Both Your Houses takes place in a building taken over by mold and in a state of disrepair. In designing this set, Yu Shibagaki drew from the historical home, or lack thereof, of the Appropriations Committee. The committee relocated at least six times after the construction of the Capitol building in 1793, before finding a permanent residence in 1938.
Learn more about the many homes of the Appropriations Committee >
Emily Waecker is returning for her fourth show with Remy Bumppo, where she has previously designed An Inspector Calls, You Never Can Tell (Jeff Award), and Les Liaisons Dangereuses (Jeff nominated). In this interview, Emily shares what has made the design process for Both Your Houses unique from any other.
James Bohnen, our Artistic Director Emeritus, is back to direct for the first time in three years! In a rapid fire, three question interview, he has shared his initial insights into Both Your Houses and his return to the Remy Bumppo directorial helm.
Read the interview >
Maxwell Anderson was incensed enough with the Hoover administration during the Great Depression that he set aside the work on his Tudor trilogy of poetic tragedies to return to his journalistic roots and pen Both Your Houses, a scathingly witty comedy about the corrupt practices in Congress.
Anderson was born in 1888 in Atlantic, Pennsylvania. He was an avid reader as a boy, especially of poetry, and graduated with degrees in English Literature from the University of North Dakota and Stanford University before becoming an English teacher and part-time journalist in San Francisco. In 1917, he became Chair of the Whittier College English Department, a Quaker institution, but was ironically dismissed for expressing pacifist views in 1918. He subsequently moved to New York to write for the New Republic, New York Evening Globe, and New York World, before becoming a dramatist, finding critical and financial success with his second play, the anti-war What Price Glory? (1924)
Anderson is known for his range of work, plays, poetry, screenplays, etc., but especially for his plays written in blank verse.
He died in Stamford, Conneticut in 1959 at the age of 70.
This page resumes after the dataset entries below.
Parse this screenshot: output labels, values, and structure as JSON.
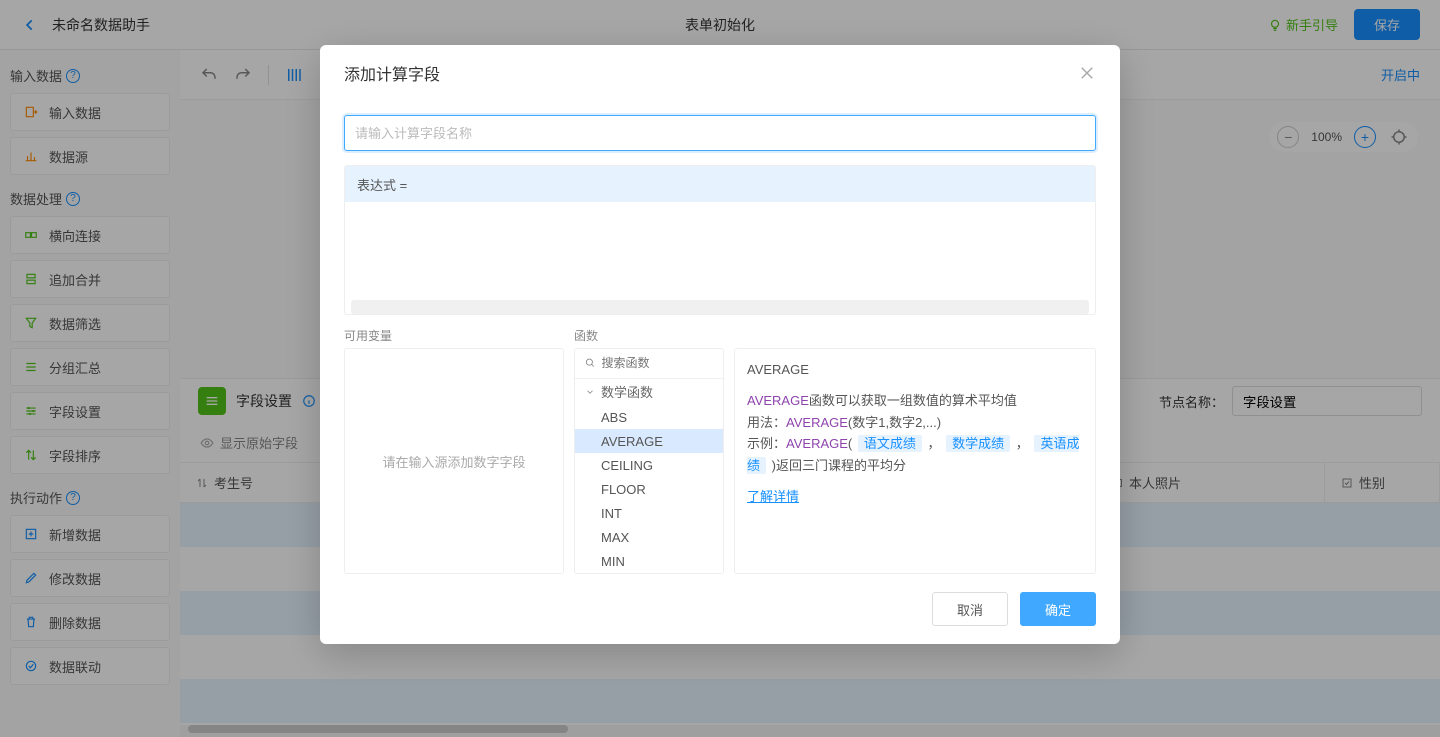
{
  "topbar": {
    "titleLeft": "未命名数据助手",
    "titleCenter": "表单初始化",
    "guide": "新手引导",
    "save": "保存"
  },
  "sidebar": {
    "sections": {
      "input": {
        "title": "输入数据"
      },
      "process": {
        "title": "数据处理"
      },
      "action": {
        "title": "执行动作"
      }
    },
    "items": {
      "inputData": "输入数据",
      "dataSource": "数据源",
      "horizontalJoin": "横向连接",
      "appendMerge": "追加合并",
      "dataFilter": "数据筛选",
      "groupAgg": "分组汇总",
      "fieldSettings": "字段设置",
      "fieldSort": "字段排序",
      "addData": "新增数据",
      "modifyData": "修改数据",
      "deleteData": "删除数据",
      "dataLink": "数据联动"
    }
  },
  "toolbar": {
    "right": "开启中"
  },
  "zoom": {
    "pct": "100%"
  },
  "settings": {
    "badgeLabel": "字段设置",
    "nodeNameLabel": "节点名称：",
    "nodeNameValue": "字段设置",
    "showOriginal": "显示原始字段",
    "columns": {
      "examNo": "考生号",
      "photo": "本人照片",
      "gender": "性别"
    }
  },
  "modal": {
    "title": "添加计算字段",
    "namePlaceholder": "请输入计算字段名称",
    "exprLabel": "表达式 =",
    "varsLabel": "可用变量",
    "funcsLabel": "函数",
    "varsEmpty": "请在输入源添加数字字段",
    "funcSearchPlaceholder": "搜索函数",
    "funcCategory": "数学函数",
    "funcs": [
      "ABS",
      "AVERAGE",
      "CEILING",
      "FLOOR",
      "INT",
      "MAX",
      "MIN"
    ],
    "selectedFunc": "AVERAGE",
    "desc": {
      "name": "AVERAGE",
      "line1_a": "AVERAGE",
      "line1_b": "函数可以获取一组数值的算术平均值",
      "line2_a": "用法：",
      "line2_b": "AVERAGE",
      "line2_c": "(数字1,数字2,...)",
      "line3_a": "示例：",
      "line3_b": "AVERAGE",
      "line3_c": "(",
      "tag1": "语文成绩",
      "comma1": "，",
      "tag2": "数学成绩",
      "comma2": "，",
      "tag3": "英语成绩",
      "line3_end": ")返回三门课程的平均分",
      "learnMore": "了解详情"
    },
    "cancel": "取消",
    "ok": "确定"
  },
  "colors": {
    "primary": "#1890ff",
    "green": "#52c41a",
    "iconOrange": "#ff8c00",
    "iconPurple": "#1890ff"
  }
}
A dramaturgical timeline helps the artists place the dramatic work in cultural, political, and socio-historical context. It also informs the various elements of the production's physical design, creating an accurate sense of the time and place within which the action of the play unfolds.
Maxwell Anderson’s Both Your Houses, which won the Pulitzer Prize in 1933, is critical of contemporary Congress and expresses the country’s loss of faith in governmental process. It is necessary to historically contextualize this play in order to recognize the parallels and differences between then and now. The following timeline is organized into four sections: theatre and literature; film and visual arts; science and technology; history and politics.
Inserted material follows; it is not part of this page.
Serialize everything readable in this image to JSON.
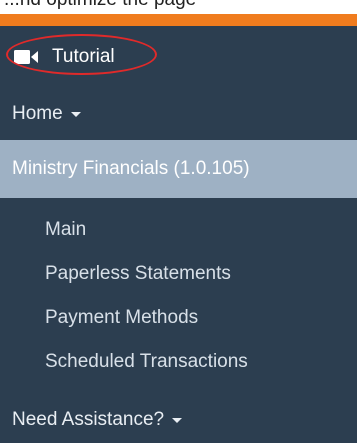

The only women in Both Your Houses are Congresswoman Miss McMurtry and secretaries Marjorie and Bus. Even though the first Congresswoman, Jeannette Rankin (R-MT), took office in 1917 and the 19th Amendment that extended voting rights to women was passed in 1920, the political culture would take decades to adjust to female enfranchisement. The treatment of Miss McMurtry by her male peers reflects the male-domination and bias of Congress in the early 20th century. Many of the early Congresswomen attained office through “widow’s succession,” continuing the policies of their late husbands. These political pioneers tried to integrate themselves as congressional insiders but were often prevented from serving on powerful committees. They were also challenged by social expectations about the “proper” female roles of wives, mothers, and caregivers, and suitable subjects for their attention. Above all, Congress was resistant to the changing gender roles taking place in American society, but these first Congresswomen remained undeterred.
In Both Your Houses, Alan McClean tries to kill a House Resolution that will put federal money toward constructing the “Nevada Dam” in his home state. The Nevada Dam parallels the real-world Hoover Dam, started in the same year that Both Your Houses was first produced. In 1921, Herbert Hoover proposed Hoover Dam’s construction on the Colorado River in hopes that the project would tame the Colorado River and be financed through the sale of its hydroelectric power. The Colorado River Board finally passed his proposal in 1928, requesting $165 million from the US government. Six Companies, Inc. won the contract and completed the enormous dam in 1935, using enough concrete to pave a road from Seattle to Florida and employing 21,000 men, 112 of whom were killed by poor working and living conditions. Almost 80 years later, the cost of the Hoover Dam has been repaid to the Federal Treasury, as predicted by Hoover after whom the dam was eventually named.
Remy Bumppo Field Guide @ 2018